In Praise of Sloth

Also from the most recent issue of Cabinet, an event which has unfortunately passed us by before I even knew it existed.

"In Defense of Sloth: An Eclectic and Entertaining Series of Presentations About that Most Philosophical of Vices"

There are a series of downloadable audio files which I plan on making my way through this evening. I'm especially interested in this one:

2:15-3:15 Presentations by Brian Dillon and Jean-Michel Rabaté Followed by Q and A
Brian Dillon's presentation, "The English Malady," will examine the historical relationship between hypochandria, sloth, and general lassitude, showing that, paradoxically, sloth can also serve as a form of time-management: a way of clearing one's schedule for real work, as the cases of James Boswell, Charles Darwin, and Florence Nightingale attest.
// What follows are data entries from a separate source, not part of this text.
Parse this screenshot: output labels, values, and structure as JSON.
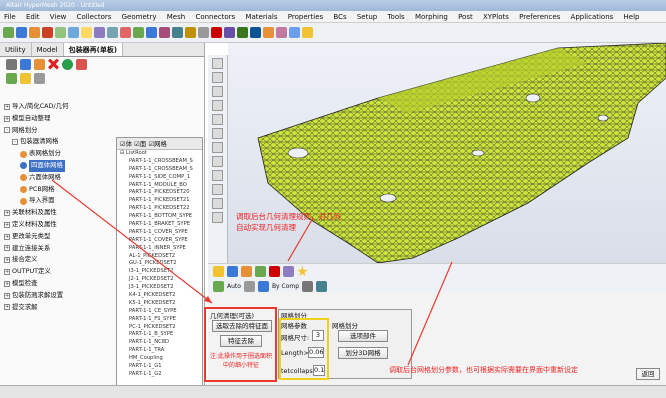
{
  "title_bar": {
    "text": "Altair HyperMesh 2020 - Untitled"
  },
  "menu": [
    "File",
    "Edit",
    "View",
    "Collectors",
    "Geometry",
    "Mesh",
    "Connectors",
    "Materials",
    "Properties",
    "BCs",
    "Setup",
    "Tools",
    "Morphing",
    "Post",
    "XYPlots",
    "Preferences",
    "Applications",
    "Help"
  ],
  "tabs": [
    "Utility",
    "Model",
    "包装器再(单板)"
  ],
  "tree": [
    {
      "label": "导入/简化CAD/几何",
      "level": 0,
      "expander": "+"
    },
    {
      "label": "模型自动整理",
      "level": 0,
      "expander": "+"
    },
    {
      "label": "网格划分",
      "level": 0,
      "expander": "-"
    },
    {
      "label": "包装器清网格",
      "level": 1,
      "expander": "-"
    },
    {
      "label": "表网格划分",
      "level": 2,
      "expander": ""
    },
    {
      "label": "四面体网格",
      "level": 2,
      "expander": "",
      "selected": true
    },
    {
      "label": "六面体网格",
      "level": 2,
      "expander": ""
    },
    {
      "label": "PCB网格",
      "level": 2,
      "expander": ""
    },
    {
      "label": "导入界面",
      "level": 2,
      "expander": ""
    },
    {
      "label": "关联材料及属性",
      "level": 0,
      "expander": "+"
    },
    {
      "label": "定义材料及属性",
      "level": 0,
      "expander": "+"
    },
    {
      "label": "更改单元类型",
      "level": 0,
      "expander": "+"
    },
    {
      "label": "建立连接关系",
      "level": 0,
      "expander": "+"
    },
    {
      "label": "接合定义",
      "level": 0,
      "expander": "+"
    },
    {
      "label": "OUTPUT定义",
      "level": 0,
      "expander": "+"
    },
    {
      "label": "模型检查",
      "level": 0,
      "expander": "+"
    },
    {
      "label": "包装防溅求解设置",
      "level": 0,
      "expander": "+"
    },
    {
      "label": "提交求解",
      "level": 0,
      "expander": "+"
    }
  ],
  "list_panel": {
    "header_checks": [
      "体",
      "面",
      "网格"
    ],
    "root": "ListRoot",
    "items": [
      "PART-1-1_CROSSBEAM_S",
      "PART-1-1_CROSSBEAM_S",
      "PART-1-1_SIDE_COMP_1",
      "PART-1-1_MODULE_BO",
      "PART-1-1_PICKEDSET20",
      "PART-1-1_PICKEDSET21",
      "PART-1-1_PICKEDSET22",
      "PART-1-1_BOTTOM_SYPE",
      "PART-1-1_BRAKET_SYPE",
      "PART-1-1_COVER_SYPE",
      "PART-1-1_COVER_SYPE",
      "PART-1-1_INNER_SYPE",
      "AL-1_PICKEDSET2",
      "GU-1_PICKEDSET2",
      "I3-1_PICKEDSET2",
      "J2-1_PICKEDSET2",
      "J3-1_PICKEDSET2",
      "K4-1_PICKEDSET2",
      "K5-1_PICKEDSET2",
      "PART-1-1_CE_SYPE",
      "PART-1-1_FS_SYPE",
      "PC-1_PICKEDSET2",
      "PART-1-1_B_SYPE",
      "PART-1-1_NC8D",
      "PART-1-1_TRA",
      "HM_Coupling",
      "PART-1-1_G1",
      "PART-1-1_G2"
    ]
  },
  "annotations": {
    "viewport_note": "调取后台几何清理规则，对几何自动实现几何清理",
    "mesh_note": "调取后台网格划分参数，也可根据实际需要在界面中重新设定",
    "clean_note": "注:此操作用于圈选面积中的细小特征"
  },
  "bottom_toolbar": {
    "auto_label": "Auto",
    "bycomp_label": "By Comp"
  },
  "geom_panel": {
    "title": "几何清理(可选)",
    "extract_button": "选取去除的特征面",
    "clean_button": "特征去除"
  },
  "mesh_panel": {
    "title": "网格划分",
    "params_title": "网格参数",
    "fields": [
      {
        "label": "网格尺寸:",
        "value": "3"
      },
      {
        "label": "Length>",
        "value": "0.06"
      },
      {
        "label": "tetcollaps",
        "value": "0.1"
      }
    ],
    "sub_title": "网格划分",
    "select_button": "选项部件",
    "mesh3d_button": "划分3D网格"
  },
  "return_button": "返回",
  "colors": {
    "mesh": "#cde63a",
    "highlight": "#e83a2f",
    "frame_yellow": "#f0d01e",
    "selection": "#3d6fc4"
  }
}
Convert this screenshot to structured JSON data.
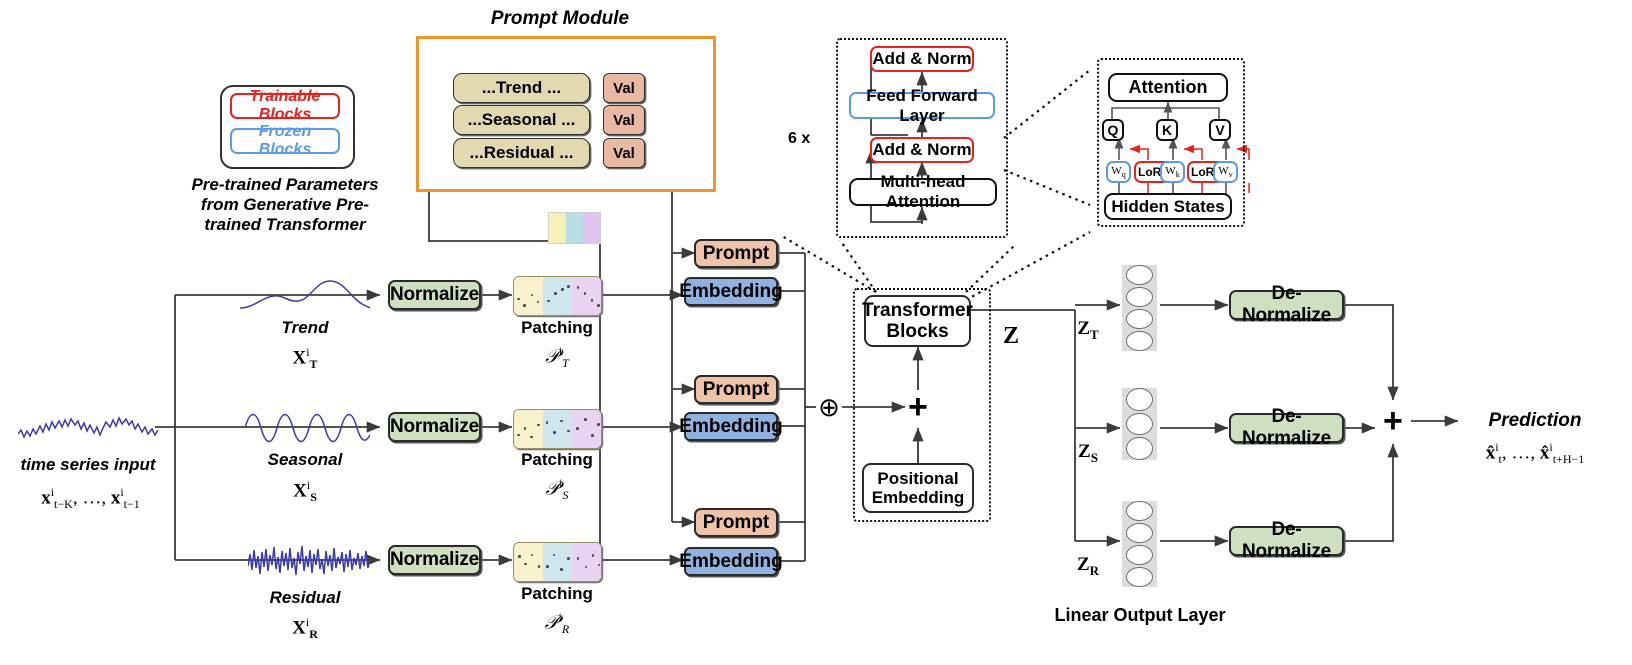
{
  "figure": {
    "title": "Prompt Module",
    "legend": {
      "trainable": "Trainable Blocks",
      "frozen": "Frozen Blocks",
      "caption_line1": "Pre-trained Parameters",
      "caption_line2": "from Generative Pre-",
      "caption_line3": "trained Transformer",
      "trainable_color": "#e8211a",
      "frozen_color": "#5a9bea"
    }
  },
  "prompt_module": {
    "panel_color": "#f0952a",
    "rows": [
      {
        "text": "...Trend ...",
        "value": "Val"
      },
      {
        "text": "...Seasonal ...",
        "value": "Val"
      },
      {
        "text": "...Residual ...",
        "value": "Val"
      }
    ]
  },
  "input": {
    "caption": "time series input",
    "math": "xt−K, …, xt−1"
  },
  "branches": [
    {
      "name": "Trend",
      "symbol": "X",
      "sub": "T",
      "sup": "i",
      "normalize": "Normalize",
      "patching": "Patching",
      "patch_symbol": "P",
      "patch_sub": "T",
      "patch_sup": "i",
      "prompt": "Prompt",
      "embedding": "Embedding"
    },
    {
      "name": "Seasonal",
      "symbol": "X",
      "sub": "S",
      "sup": "i",
      "normalize": "Normalize",
      "patching": "Patching",
      "patch_symbol": "P",
      "patch_sub": "S",
      "patch_sup": "i",
      "prompt": "Prompt",
      "embedding": "Embedding"
    },
    {
      "name": "Residual",
      "symbol": "X",
      "sub": "R",
      "sup": "i",
      "normalize": "Normalize",
      "patching": "Patching",
      "patch_symbol": "P",
      "patch_sub": "R",
      "patch_sup": "i",
      "prompt": "Prompt",
      "embedding": "Embedding"
    }
  ],
  "encoder_detail": {
    "repeat_label": "6 x",
    "blocks": [
      {
        "label": "Add & Norm",
        "style": "trainable"
      },
      {
        "label": "Feed Forward Layer",
        "style": "frozen"
      },
      {
        "label": "Add & Norm",
        "style": "trainable"
      },
      {
        "label": "Multi-head Attention",
        "style": "black"
      }
    ]
  },
  "attention_detail": {
    "title": "Attention",
    "hidden_states": "Hidden States",
    "heads": [
      {
        "name": "Q",
        "weight": "W",
        "weight_sub": "q",
        "lora": "LoRA"
      },
      {
        "name": "K",
        "weight": "W",
        "weight_sub": "k",
        "lora": "LoRA"
      },
      {
        "name": "V",
        "weight": "W",
        "weight_sub": "v",
        "lora": "LoRA"
      }
    ]
  },
  "core": {
    "transformer_blocks_line1": "Transformer",
    "transformer_blocks_line2": "Blocks",
    "positional_line1": "Positional",
    "positional_line2": "Embedding",
    "sum_symbol": "+",
    "circle_plus": "⊕",
    "z_label": "Z"
  },
  "output": {
    "z_labels": [
      {
        "symbol": "Z",
        "sub": "T"
      },
      {
        "symbol": "Z",
        "sub": "S"
      },
      {
        "symbol": "Z",
        "sub": "R"
      }
    ],
    "denormalize": "De-Normalize",
    "linear_output_layer": "Linear Output Layer",
    "neuron_counts": [
      4,
      3,
      4
    ],
    "prediction_label": "Prediction",
    "prediction_math": "x̂t, …, x̂t+H−1",
    "final_sum": "+"
  },
  "colors": {
    "patch_1": "#f7f2cd",
    "patch_2": "#cfe7ec",
    "patch_3": "#e8d4f2",
    "normalize": "#cfe0c0",
    "embedding": "#8fb2e0",
    "prompt": "#eec3a8",
    "prompt_row": "#e3d9b0"
  }
}
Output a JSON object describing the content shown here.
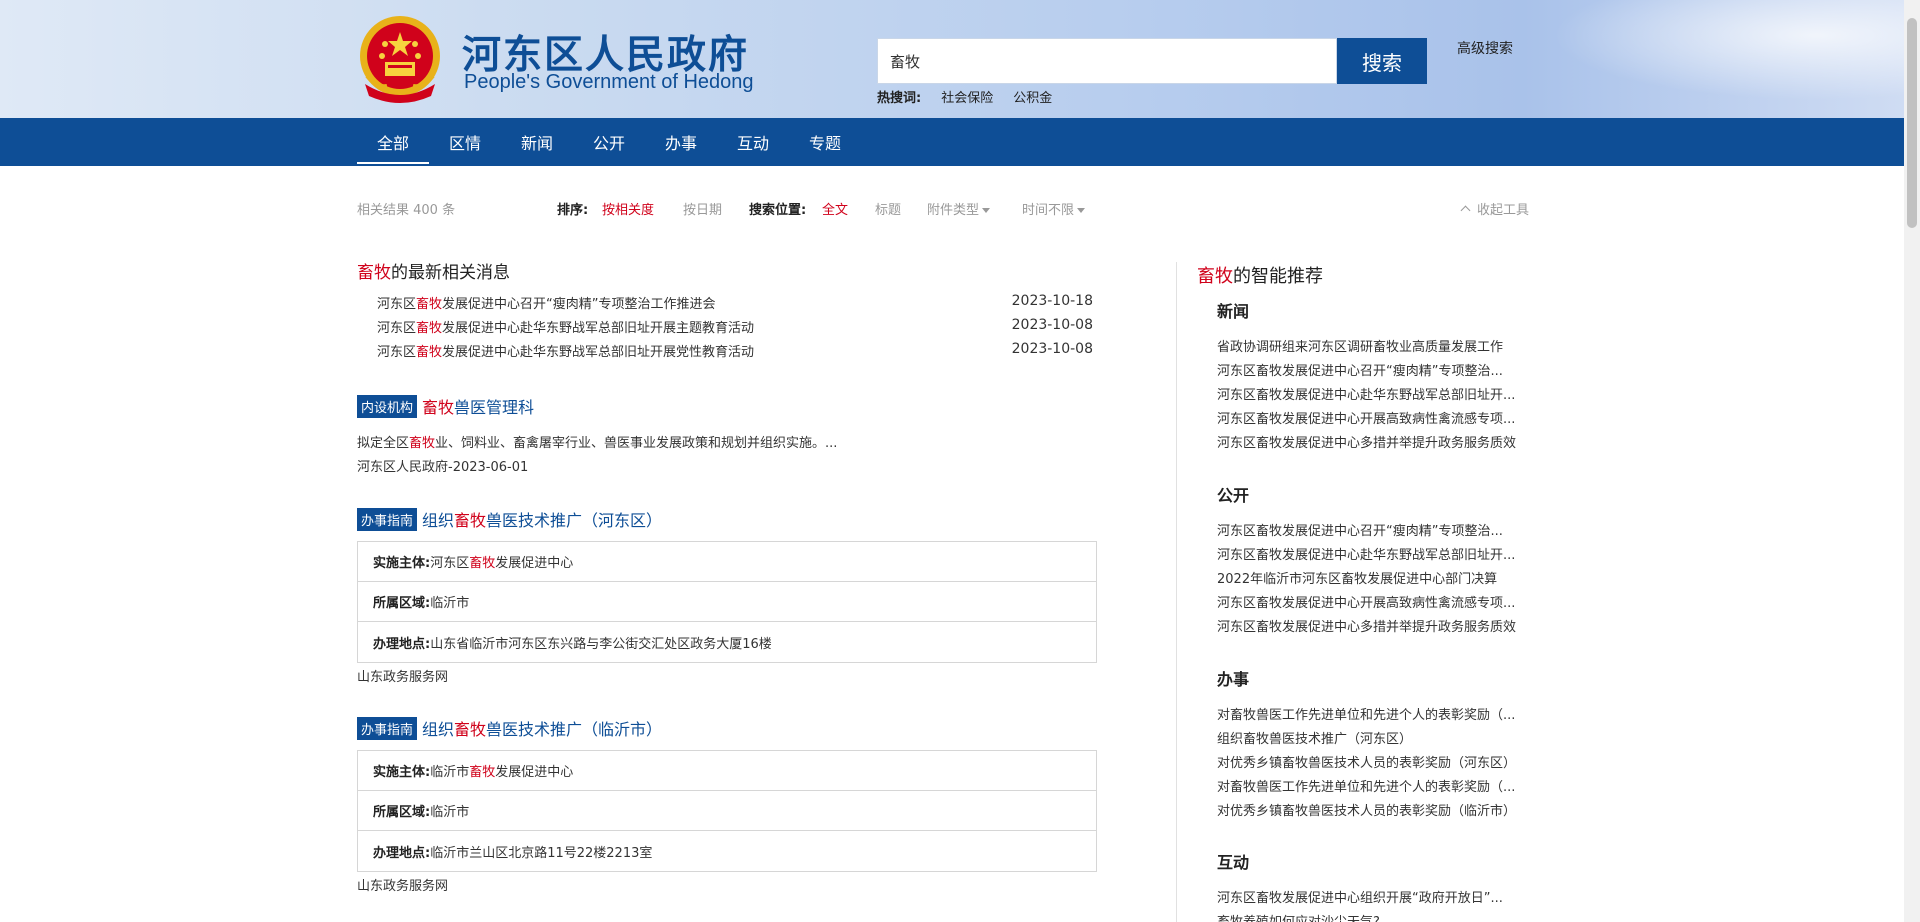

Jean-Michel Rabaté's presentation, "In Praise of Indolence: Beckett and Belacqua," examines Beckett's early identification with Belacqua, a character in Dante's Purgatorio. His famous indolence leads him to question the very machinery of purgatory, hence salvation. His name echoes in Beckett's texts as a reminder that, at times, illumination comes to those who know how to "sit and remain quiet."